Awesome Linux Game Tools is a series that’s targeted at Linux gamers. The first article in the series showcased Heroic Games Launcher, a free and open source games launcher for Epic Games and GOG.
Making sure your graphics card’s frames per second (FPS) output matches the refresh rate of your monitor shouldn’t be an issue. But sometimes it can be. libstrangle is a Linux utility that lets you cap the FPS of a game. It’s free and open source software written in C.
Why would you want to limit the FPS? Here are a couple of examples.
- Screen tearing. When a graphics card and a monitor aren’t in sync, screen tearing can ruin the immersive gaming experience. It can occur when the GPU outputs a higher FPS than a monitor’s refresh rate. The monitor attempts to show more frames than it can, and sometimes displays two or more frames simultaneously. Screen tearing presents less of an issue these days. You can try setting the maximum FPS to your display’s refresh rate if you don’t have a G-Sync or FreeSync-enabled monitor with variable refresh rates. Many games also offer vertical synchronization and triple buffering. With triple buffering enabled, the game renders a frame in one back buffer. While it is waiting to flip, it can start rendering in the other back buffer. The result is that the frame rate is typically higher than double buffering (and Vsync enabled) without any tearing. But lots of monitors don’t have G-Sync or FreeSync, or a specific game doesn’t offer vertical synchronization/triple buffering.
- Save energy and reduce heat generation. For a specific game, your graphics card may generate FPS far exceeding the capabilities of the monitor. Having a game running with say 300 FPS on a monitor only capable of displaying 144 FPS is just wasting electricity. Given the current high price of electricity, this is hardly thrifty. And if you’re gaming on a laptop running on battery power, you’re also wasting battery life. You might be happy running a game with a lower FPS, and sometimes even lower than the monitor/screen can display to extend gameplay when away from a power outlet.
For our Manjaro systems, there’s a package in the Official Repositories (community), so installation is straightforward. Issue the command:
$ sudo pacman -S libstrangle
If your distro doesn’t have a convenient package, building the software is a few simple steps. Install the dependencies (see the project’s GitLab page). Next clone the project’s repository.

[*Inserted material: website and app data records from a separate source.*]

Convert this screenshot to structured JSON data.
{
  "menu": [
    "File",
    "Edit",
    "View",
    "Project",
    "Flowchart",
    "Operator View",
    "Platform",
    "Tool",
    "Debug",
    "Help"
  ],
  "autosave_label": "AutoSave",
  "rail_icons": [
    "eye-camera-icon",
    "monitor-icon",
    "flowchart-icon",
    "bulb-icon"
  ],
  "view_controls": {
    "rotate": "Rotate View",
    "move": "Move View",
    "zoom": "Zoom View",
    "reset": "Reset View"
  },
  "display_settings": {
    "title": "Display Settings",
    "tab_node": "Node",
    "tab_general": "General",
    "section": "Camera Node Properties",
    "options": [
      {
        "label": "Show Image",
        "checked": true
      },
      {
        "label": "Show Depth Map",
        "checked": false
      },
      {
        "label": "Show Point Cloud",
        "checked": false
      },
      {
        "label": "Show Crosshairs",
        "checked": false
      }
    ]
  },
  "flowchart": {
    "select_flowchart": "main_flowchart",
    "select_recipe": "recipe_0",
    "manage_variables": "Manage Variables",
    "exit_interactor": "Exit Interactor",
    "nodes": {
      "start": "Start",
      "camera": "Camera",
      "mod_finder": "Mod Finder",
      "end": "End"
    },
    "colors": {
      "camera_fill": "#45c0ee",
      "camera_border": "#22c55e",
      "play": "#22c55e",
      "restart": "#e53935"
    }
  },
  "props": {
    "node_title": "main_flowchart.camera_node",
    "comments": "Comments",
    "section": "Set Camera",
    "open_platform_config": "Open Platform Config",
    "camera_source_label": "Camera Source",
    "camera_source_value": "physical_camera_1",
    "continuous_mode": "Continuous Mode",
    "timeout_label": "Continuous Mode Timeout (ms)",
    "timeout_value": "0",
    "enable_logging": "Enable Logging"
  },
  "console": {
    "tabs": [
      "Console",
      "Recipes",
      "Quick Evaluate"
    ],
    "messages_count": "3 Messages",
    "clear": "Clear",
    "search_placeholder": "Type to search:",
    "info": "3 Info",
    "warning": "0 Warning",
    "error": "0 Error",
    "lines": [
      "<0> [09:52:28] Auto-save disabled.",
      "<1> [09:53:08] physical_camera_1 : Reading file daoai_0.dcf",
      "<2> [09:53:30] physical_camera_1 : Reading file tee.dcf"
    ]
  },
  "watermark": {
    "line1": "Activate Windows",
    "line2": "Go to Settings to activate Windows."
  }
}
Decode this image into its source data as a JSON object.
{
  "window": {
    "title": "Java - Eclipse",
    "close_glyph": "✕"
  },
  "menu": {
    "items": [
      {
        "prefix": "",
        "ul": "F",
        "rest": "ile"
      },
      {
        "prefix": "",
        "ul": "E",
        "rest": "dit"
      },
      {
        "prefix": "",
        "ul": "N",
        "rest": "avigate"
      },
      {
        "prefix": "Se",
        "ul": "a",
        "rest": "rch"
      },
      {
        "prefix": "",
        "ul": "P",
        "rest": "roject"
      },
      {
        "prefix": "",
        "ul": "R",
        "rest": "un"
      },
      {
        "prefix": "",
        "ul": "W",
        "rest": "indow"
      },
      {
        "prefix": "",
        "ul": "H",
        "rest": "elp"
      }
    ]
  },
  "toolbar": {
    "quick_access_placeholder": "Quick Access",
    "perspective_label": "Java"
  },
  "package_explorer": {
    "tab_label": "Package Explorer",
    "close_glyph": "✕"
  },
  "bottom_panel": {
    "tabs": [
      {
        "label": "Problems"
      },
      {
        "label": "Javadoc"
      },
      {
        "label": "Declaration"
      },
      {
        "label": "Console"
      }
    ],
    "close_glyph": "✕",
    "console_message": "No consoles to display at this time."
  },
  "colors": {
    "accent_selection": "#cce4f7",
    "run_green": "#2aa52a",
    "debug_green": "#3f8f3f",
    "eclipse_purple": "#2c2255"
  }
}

$ git clone https://gitlab.com/torkel104/libstrangle
Change into the newly created directory.
$ cd libstrangle
Build the software with the command:
Install with the command:
$ sudo make install